Renters who have a dog or more than one dog may face additional challenges when renting an apartment or a house. One of the primary challenges the renters may face is finding a living situation which is acceptable to them and also willing to accept their pets. This can be difficult as many rental properties do not allow dogs at all. Those who do allow animals on the property may place certain restrictions on they size and breed of dog which may reside on the property.
Finding an Acceptable Living Situation
The first step in renting with dogs is to find an acceptable living situation. For those who wish to rent with dogs, the first question to be asked should be whether or not dogs are allowed to live on the property. This is important because it can save the renter a great deal of time. The renter may otherwise invest a great deal of time learning more about the property or even undergoing a credit check only to find out pet are not permitted.
For some dog owners, finding a rental situation which allows dogs is not the end of the search. The renter should also confirm the type of dog he owns will be allowed to live on the property. This may include both the size of the dog as well as the breed as some apartment complexes place limitations on the size of the dog and also prohibit certain breeds. Again confirming these facts early in the search for an apartment can be a tremendous time savings especially for those who own large or commonly banned breeds.
Renters should also consider the surrounding area when selecting a rental property. An ideal location would be one in which there is an adequate location to walk and exercise the dogs. Areas with large grassy areas may be ideal while areas which do not have a location to walk a dog may be problematic.
Read Contracts Carefully

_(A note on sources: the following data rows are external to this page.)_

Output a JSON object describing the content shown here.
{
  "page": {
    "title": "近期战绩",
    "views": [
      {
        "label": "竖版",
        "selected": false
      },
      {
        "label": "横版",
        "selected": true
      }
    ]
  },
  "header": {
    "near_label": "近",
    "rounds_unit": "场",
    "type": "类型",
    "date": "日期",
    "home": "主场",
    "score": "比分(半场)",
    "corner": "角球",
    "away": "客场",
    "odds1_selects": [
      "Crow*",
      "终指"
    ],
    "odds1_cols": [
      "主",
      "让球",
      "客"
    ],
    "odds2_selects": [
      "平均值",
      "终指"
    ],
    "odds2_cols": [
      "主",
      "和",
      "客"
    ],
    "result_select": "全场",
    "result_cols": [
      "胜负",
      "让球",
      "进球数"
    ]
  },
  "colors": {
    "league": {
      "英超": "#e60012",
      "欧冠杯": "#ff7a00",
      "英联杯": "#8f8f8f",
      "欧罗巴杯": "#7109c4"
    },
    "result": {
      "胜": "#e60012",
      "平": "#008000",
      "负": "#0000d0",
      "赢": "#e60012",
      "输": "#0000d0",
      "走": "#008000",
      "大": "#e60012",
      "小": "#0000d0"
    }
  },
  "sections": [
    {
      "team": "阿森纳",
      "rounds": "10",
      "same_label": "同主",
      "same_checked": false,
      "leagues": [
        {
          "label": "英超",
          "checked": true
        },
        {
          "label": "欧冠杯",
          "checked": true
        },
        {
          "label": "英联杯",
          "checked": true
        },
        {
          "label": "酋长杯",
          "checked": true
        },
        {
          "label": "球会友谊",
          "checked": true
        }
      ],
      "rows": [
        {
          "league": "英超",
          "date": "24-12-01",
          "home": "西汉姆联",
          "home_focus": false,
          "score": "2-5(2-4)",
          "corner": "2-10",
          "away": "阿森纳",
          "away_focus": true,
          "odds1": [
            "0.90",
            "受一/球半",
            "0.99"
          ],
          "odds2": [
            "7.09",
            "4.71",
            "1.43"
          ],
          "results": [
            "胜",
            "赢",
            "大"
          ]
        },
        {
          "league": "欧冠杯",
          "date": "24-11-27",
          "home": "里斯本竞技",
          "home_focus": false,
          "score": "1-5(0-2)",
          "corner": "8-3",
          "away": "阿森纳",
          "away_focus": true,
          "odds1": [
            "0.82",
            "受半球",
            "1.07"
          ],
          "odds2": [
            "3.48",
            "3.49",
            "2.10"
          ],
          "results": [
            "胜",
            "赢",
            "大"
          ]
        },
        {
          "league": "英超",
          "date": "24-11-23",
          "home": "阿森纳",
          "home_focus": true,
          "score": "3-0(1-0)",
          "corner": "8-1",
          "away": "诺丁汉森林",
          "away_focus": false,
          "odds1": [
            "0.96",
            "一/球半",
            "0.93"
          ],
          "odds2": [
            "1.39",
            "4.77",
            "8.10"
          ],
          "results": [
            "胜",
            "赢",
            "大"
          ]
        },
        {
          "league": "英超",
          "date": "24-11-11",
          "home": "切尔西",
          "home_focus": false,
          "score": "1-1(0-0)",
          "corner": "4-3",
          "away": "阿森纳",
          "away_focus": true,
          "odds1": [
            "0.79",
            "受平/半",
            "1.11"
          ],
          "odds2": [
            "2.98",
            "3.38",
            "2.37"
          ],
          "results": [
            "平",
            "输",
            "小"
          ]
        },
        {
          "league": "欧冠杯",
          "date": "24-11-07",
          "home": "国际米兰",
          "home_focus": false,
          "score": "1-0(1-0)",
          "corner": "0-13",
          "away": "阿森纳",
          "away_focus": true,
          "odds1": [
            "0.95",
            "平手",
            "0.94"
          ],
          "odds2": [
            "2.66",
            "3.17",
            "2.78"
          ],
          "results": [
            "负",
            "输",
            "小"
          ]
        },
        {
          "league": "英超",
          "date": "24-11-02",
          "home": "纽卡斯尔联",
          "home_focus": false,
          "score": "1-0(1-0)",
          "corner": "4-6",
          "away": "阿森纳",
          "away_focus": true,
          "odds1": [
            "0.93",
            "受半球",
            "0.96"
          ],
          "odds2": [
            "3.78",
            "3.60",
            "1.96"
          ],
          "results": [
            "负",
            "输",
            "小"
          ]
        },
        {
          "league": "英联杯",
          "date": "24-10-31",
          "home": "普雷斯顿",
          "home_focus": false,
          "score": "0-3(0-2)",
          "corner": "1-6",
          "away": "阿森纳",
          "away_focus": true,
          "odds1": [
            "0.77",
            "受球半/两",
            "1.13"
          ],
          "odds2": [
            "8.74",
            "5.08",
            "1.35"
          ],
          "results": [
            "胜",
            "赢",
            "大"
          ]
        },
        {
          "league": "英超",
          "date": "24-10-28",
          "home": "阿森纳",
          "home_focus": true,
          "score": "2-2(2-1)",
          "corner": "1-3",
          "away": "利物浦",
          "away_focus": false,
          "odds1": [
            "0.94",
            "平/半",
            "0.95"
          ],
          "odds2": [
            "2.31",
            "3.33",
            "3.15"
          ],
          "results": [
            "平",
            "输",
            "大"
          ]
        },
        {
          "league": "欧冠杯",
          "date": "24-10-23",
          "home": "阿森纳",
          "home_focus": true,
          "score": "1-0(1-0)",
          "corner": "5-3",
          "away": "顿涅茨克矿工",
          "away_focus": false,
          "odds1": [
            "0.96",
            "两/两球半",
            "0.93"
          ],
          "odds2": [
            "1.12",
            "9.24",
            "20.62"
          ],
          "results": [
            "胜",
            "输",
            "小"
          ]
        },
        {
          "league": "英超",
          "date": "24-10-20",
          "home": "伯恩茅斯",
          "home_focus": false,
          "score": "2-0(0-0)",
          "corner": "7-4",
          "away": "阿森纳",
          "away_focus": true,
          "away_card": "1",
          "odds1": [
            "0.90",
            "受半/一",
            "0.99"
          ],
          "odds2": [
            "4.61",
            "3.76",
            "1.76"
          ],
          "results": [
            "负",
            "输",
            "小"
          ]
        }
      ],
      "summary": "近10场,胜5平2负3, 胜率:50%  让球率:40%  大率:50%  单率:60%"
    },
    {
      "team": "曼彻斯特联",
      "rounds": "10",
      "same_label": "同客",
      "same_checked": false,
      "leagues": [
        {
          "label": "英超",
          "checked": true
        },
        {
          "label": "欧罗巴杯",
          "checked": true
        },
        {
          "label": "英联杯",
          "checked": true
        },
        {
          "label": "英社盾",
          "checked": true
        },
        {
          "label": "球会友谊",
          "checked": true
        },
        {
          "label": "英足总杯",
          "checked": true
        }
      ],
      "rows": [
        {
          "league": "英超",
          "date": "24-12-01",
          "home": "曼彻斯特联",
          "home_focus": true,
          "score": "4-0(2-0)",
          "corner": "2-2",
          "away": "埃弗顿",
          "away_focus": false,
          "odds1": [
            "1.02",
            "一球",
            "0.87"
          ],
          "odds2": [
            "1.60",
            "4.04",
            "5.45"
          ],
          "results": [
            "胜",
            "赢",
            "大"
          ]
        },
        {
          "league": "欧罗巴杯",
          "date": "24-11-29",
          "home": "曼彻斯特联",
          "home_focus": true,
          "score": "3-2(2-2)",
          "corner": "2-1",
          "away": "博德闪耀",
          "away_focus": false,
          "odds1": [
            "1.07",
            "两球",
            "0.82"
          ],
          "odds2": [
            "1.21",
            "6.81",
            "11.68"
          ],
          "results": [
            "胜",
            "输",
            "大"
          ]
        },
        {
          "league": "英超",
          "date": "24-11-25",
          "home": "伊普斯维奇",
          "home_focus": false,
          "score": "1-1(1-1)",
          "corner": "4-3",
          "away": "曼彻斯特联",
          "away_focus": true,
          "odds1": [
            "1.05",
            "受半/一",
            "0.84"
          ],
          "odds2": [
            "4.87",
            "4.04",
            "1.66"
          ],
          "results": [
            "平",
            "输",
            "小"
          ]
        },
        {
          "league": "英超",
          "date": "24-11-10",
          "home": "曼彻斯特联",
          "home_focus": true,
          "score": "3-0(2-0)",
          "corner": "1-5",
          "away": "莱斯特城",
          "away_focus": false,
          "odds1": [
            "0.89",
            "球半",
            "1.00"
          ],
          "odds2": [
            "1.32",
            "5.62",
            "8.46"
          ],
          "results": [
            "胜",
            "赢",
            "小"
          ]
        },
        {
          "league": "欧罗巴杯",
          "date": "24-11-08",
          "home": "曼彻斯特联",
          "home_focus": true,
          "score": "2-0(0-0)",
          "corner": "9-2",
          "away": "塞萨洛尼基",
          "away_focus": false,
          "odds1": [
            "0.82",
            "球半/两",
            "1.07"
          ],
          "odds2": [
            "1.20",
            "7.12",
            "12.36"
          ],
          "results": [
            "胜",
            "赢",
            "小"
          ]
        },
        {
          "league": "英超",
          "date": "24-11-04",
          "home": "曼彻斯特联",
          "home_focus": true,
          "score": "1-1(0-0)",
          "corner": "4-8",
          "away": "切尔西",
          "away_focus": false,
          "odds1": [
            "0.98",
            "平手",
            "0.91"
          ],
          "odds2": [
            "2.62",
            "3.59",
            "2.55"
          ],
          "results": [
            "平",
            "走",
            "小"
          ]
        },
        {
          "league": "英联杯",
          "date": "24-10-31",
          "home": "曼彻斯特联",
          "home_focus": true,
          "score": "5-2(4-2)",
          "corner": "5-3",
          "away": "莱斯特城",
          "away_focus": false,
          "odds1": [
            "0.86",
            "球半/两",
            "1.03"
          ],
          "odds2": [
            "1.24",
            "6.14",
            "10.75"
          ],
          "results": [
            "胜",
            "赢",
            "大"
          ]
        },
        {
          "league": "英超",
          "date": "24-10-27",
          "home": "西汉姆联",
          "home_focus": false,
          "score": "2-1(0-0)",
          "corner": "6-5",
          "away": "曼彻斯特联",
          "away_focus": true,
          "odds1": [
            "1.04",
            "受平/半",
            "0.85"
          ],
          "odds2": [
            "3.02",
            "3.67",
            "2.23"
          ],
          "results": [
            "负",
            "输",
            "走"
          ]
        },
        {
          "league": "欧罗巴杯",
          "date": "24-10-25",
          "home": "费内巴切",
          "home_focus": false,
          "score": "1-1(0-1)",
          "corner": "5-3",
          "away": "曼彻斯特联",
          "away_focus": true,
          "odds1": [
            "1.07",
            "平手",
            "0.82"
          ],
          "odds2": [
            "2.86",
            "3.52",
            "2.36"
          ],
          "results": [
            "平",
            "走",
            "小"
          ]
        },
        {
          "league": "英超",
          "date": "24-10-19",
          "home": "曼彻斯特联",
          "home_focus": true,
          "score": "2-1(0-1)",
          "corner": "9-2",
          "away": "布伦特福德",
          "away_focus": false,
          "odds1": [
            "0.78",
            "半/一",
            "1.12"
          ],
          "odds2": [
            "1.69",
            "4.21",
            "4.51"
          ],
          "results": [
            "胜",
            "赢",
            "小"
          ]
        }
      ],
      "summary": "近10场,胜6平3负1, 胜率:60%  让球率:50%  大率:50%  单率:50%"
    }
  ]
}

Renters who have dogs should read their contract carefully before making a decision to rent a particular property. This is important because many landlords may impose restrictions on renters who own dogs. These restrictions may include, but are not limited to, requiring an additional security deposit for the renter, requiring specific cleaning methods on the carpets after the renter vacates the apartment and holding the renter responsible if the dog engages in nuisance barking. Nuisance barking can be a problem in apartment situations where the apartments are located close together and even share a common wall. Renters should be aware that in some situations, nuisance barking can be a cause for eviction. For these reasons, renters who own dogs should take the time to familiarize themselves with the rental contract.
Take Care of Your Rental Property
Finally, renters who have dogs may have to take additional efforts to maintain their apartment. This may include more diligent cleaning, especially of the carpets. Renters with dogs should respond quickly to accidents in the house to minimize the possibility of permanent staining and odors. Each accident should be addressed immediately and every effort should be made to clean the affected area completely.
Renters with dogs should also vacuum regularly especially if their dog is a heavy shedder. This will help to keep the living environment cleaner and will also minimize the amount of cleaning required when the renter vacates the property. Regularly vacuuming will prevent hair from being embedded into the carpet so deeply that it is difficult to remove.
Finally, renters with dogs should take care to pick up after their dogs while on walks and to keep their dogs leashed while in common areas. Many cities have leash laws and laws regarding picking up after dogs. Even if these laws are not in effect, renters should follow these policies as a courtesy to their neighbors. Additionally, keeping dogs on leashes during walks helps to ensure their safety by preventing them from running into the street.
Second Chance Apartment, helps individuals with Bad credit, Bankruptcy, Broken leases, Evictions and felony’s locate quality housing. We even assist first time renters as well.